*** Data to examine Section Begins ***

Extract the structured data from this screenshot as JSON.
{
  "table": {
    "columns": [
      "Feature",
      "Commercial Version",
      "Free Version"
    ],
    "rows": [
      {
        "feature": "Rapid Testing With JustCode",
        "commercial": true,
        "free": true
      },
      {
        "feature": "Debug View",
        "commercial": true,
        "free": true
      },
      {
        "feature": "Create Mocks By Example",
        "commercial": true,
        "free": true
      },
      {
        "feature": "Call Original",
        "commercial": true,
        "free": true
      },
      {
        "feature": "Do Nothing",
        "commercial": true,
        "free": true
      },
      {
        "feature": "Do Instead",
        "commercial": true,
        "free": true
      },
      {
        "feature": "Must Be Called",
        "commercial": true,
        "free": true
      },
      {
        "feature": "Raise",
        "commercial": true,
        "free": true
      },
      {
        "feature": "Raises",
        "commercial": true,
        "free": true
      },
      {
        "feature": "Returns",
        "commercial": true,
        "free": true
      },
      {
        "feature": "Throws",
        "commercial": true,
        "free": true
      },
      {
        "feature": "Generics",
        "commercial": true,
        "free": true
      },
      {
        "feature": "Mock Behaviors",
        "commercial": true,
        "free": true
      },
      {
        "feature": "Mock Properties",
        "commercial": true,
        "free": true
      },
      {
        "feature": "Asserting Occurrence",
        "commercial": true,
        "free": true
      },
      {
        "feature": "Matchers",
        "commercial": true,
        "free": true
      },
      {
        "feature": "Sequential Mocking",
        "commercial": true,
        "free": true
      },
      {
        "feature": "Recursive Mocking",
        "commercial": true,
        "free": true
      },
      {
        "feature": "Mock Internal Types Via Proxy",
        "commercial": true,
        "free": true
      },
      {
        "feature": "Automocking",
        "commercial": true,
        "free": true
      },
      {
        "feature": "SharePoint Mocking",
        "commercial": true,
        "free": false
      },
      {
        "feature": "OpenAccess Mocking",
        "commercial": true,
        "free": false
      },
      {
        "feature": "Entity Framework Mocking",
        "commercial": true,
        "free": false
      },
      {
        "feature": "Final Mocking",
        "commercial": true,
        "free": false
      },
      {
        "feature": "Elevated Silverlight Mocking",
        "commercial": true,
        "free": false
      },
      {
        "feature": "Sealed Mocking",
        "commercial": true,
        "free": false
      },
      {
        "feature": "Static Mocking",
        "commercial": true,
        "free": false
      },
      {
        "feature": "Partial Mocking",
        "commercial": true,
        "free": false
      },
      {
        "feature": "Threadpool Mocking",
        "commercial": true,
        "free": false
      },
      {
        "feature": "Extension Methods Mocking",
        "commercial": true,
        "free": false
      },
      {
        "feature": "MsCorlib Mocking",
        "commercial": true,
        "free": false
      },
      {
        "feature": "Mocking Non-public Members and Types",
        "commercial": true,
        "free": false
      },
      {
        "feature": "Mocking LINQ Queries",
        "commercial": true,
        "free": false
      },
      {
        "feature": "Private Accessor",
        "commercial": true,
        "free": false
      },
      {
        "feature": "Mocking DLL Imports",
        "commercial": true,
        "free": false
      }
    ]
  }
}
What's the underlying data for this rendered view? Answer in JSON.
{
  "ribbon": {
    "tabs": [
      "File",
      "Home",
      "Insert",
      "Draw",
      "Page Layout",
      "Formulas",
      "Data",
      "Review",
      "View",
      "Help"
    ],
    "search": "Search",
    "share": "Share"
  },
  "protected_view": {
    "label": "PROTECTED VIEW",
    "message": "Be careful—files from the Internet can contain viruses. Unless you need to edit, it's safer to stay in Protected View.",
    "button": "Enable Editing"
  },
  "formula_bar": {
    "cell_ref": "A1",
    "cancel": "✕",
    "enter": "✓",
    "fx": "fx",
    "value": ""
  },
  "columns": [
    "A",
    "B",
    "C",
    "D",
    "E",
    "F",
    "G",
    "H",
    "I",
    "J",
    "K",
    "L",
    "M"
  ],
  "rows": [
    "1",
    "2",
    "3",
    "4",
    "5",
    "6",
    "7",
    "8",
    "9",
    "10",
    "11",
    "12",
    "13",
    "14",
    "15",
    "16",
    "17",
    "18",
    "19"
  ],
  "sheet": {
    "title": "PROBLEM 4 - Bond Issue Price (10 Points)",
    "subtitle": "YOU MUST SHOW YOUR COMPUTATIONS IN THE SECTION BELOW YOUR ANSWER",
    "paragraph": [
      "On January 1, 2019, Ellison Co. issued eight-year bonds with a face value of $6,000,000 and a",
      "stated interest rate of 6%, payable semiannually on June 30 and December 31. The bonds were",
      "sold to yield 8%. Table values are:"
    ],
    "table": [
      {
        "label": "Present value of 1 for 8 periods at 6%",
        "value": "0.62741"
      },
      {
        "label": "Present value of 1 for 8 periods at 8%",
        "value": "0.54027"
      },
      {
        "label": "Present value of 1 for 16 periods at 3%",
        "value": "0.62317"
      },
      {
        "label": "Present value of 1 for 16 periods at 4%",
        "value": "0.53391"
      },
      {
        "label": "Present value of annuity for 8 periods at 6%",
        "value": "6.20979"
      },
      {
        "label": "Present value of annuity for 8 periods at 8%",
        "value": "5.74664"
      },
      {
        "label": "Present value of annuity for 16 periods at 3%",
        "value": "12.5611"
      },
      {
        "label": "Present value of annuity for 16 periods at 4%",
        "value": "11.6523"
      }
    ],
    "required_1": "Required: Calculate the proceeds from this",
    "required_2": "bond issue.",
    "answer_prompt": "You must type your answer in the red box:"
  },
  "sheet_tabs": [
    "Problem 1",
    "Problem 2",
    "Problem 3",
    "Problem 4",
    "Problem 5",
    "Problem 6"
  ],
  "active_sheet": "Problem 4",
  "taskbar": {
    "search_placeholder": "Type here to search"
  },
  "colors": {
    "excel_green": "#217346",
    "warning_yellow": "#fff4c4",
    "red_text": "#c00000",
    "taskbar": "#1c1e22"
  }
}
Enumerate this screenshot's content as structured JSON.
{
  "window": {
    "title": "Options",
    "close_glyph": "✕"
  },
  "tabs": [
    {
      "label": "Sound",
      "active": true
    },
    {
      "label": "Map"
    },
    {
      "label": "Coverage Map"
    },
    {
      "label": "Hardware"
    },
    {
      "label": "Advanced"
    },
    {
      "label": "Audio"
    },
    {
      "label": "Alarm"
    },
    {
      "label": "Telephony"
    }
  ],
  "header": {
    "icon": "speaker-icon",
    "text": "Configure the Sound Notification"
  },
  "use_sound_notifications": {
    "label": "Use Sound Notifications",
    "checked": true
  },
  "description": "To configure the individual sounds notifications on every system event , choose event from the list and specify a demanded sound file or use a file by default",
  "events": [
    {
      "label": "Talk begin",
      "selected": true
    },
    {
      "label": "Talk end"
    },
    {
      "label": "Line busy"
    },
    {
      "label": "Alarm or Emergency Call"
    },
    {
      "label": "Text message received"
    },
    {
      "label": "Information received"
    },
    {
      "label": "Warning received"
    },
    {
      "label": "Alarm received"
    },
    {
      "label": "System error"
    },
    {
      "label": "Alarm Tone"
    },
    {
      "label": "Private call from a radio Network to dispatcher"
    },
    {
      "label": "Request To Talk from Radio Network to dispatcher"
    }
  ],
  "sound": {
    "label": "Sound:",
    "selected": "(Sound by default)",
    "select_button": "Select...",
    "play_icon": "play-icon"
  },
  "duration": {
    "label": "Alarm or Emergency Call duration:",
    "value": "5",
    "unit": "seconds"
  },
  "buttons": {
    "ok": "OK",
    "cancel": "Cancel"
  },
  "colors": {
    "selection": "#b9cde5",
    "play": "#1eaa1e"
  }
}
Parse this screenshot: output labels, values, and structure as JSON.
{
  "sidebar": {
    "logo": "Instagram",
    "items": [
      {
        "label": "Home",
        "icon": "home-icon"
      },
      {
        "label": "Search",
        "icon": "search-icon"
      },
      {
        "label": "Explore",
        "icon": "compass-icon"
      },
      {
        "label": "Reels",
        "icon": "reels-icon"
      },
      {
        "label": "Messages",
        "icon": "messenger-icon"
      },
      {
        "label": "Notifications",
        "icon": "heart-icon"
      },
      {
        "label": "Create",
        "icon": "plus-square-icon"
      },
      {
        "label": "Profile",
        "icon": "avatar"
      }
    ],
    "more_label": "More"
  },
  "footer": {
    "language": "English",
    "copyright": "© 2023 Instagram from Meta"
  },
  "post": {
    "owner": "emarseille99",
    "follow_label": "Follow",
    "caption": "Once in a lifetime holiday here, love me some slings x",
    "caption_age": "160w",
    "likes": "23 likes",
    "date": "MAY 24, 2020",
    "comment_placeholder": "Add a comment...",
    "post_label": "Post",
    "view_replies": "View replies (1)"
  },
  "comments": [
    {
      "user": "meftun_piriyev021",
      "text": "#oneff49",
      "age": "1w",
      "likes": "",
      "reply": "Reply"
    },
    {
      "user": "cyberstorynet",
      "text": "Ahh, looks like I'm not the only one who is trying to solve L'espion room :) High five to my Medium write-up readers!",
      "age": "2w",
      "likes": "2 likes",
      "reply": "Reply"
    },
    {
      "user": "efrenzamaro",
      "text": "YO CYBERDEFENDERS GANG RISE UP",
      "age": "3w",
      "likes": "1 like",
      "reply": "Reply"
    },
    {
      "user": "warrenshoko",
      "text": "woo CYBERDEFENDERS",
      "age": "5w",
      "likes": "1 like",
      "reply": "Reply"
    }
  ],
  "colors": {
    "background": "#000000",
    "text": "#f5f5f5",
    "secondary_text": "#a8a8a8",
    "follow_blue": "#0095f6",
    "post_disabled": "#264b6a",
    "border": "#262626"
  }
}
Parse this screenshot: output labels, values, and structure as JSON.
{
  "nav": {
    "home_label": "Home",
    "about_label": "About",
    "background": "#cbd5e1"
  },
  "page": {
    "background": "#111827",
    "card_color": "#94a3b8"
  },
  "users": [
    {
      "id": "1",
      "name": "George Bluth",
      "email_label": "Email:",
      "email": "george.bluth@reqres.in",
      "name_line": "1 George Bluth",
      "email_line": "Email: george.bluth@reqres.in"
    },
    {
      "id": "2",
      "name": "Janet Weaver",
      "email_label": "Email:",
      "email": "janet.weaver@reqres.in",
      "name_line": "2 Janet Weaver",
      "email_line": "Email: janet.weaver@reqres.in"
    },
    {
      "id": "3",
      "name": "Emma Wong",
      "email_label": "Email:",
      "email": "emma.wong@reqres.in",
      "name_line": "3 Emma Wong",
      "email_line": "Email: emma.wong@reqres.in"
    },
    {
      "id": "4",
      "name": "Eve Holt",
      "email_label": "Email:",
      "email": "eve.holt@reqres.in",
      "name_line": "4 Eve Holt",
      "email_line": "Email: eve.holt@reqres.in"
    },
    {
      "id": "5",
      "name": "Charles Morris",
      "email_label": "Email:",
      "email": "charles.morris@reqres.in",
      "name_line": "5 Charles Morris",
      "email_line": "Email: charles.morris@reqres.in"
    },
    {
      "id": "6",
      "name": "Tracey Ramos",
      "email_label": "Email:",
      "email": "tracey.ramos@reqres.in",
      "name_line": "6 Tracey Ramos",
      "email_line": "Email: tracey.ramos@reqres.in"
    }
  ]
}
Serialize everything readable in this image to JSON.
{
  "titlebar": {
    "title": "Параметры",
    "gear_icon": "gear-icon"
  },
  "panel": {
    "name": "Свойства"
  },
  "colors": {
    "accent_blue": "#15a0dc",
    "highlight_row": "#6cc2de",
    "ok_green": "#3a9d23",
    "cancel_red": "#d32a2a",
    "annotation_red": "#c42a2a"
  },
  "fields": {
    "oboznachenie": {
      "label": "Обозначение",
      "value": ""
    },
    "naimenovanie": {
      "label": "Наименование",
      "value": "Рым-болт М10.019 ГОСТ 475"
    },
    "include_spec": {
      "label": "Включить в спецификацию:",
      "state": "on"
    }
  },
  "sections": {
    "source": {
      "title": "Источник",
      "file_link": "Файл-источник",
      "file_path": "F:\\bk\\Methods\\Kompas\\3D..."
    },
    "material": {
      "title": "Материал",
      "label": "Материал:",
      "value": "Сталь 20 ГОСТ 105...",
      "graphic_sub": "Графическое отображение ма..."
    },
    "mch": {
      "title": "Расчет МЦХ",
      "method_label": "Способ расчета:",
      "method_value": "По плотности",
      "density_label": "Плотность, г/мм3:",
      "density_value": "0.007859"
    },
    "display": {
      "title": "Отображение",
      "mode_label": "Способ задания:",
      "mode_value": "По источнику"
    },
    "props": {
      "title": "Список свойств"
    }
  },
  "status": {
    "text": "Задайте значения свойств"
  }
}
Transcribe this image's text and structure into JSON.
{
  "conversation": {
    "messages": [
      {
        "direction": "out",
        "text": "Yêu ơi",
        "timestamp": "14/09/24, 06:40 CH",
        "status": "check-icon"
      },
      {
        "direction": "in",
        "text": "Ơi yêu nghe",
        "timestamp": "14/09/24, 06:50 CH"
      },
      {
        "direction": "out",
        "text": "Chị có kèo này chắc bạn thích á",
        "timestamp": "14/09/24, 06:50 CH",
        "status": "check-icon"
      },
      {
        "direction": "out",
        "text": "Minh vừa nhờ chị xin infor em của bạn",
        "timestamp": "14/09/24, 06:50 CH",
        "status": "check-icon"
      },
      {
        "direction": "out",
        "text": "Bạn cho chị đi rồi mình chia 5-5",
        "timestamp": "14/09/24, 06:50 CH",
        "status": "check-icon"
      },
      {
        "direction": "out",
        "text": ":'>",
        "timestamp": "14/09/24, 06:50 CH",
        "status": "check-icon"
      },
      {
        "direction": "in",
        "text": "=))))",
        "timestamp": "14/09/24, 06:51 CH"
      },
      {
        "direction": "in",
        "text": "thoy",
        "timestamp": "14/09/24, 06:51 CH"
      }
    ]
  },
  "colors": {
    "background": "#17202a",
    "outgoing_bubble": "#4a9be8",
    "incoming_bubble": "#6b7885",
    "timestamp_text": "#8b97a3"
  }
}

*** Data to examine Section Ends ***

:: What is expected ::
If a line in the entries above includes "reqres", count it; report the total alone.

:: Your response ::
12